REQUIREMENT: Whenever a line in the entries below contains "were", copy that line.
- Opening Delimiter -
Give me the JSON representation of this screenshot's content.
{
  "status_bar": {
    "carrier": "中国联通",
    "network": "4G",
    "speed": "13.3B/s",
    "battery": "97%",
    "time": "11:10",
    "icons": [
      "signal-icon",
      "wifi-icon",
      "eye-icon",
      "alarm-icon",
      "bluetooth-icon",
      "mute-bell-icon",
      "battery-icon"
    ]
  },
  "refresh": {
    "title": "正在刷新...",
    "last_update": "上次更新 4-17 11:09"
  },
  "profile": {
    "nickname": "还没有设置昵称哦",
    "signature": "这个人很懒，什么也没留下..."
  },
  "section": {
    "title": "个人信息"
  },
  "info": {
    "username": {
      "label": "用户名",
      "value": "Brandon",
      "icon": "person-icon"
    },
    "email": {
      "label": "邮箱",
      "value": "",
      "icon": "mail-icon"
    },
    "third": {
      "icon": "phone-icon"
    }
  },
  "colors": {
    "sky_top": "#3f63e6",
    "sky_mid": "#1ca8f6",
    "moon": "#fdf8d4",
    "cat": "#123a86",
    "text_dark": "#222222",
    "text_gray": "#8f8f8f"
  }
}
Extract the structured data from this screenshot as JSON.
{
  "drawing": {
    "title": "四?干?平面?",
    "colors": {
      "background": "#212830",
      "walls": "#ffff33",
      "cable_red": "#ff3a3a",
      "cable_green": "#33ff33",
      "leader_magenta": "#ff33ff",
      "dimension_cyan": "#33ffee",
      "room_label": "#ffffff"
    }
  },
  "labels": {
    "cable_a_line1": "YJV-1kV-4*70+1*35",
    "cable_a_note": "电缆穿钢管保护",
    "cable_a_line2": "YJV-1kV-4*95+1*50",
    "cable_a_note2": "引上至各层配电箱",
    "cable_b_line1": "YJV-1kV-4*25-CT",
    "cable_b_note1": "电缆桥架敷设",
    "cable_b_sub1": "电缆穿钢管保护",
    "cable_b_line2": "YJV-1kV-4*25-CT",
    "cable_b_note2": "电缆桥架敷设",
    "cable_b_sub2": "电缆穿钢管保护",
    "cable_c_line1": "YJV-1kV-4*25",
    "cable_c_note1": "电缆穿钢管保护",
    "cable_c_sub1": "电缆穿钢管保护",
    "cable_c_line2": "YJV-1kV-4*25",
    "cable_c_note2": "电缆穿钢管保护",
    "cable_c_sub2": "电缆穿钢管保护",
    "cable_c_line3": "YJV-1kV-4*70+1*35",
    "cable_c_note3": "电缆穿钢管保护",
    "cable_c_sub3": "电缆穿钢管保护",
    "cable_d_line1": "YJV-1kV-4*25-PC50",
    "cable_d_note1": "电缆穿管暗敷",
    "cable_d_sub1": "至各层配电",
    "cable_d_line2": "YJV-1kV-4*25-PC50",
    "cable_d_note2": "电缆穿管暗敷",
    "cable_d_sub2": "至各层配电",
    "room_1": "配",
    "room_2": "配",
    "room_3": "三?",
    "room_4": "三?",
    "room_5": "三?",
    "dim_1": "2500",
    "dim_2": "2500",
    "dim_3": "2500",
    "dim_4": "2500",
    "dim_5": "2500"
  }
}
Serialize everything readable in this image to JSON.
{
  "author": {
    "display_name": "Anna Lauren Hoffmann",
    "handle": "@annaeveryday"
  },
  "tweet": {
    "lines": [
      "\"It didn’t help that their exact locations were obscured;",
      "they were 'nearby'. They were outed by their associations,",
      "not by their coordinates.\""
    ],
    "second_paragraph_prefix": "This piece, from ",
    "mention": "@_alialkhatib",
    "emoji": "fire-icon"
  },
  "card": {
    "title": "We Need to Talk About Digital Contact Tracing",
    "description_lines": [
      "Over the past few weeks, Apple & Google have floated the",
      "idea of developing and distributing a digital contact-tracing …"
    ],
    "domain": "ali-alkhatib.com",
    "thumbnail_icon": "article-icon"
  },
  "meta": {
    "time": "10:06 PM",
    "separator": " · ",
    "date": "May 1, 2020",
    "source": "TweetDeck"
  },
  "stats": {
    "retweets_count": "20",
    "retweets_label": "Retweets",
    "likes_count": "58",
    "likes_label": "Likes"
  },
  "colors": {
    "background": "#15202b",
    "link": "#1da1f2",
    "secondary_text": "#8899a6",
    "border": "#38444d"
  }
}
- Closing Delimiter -
EXERCISE RESULT:
      "\"It didn’t help that their exact locations were obscured;",
      "they were 'nearby'. They were outed by their associations,",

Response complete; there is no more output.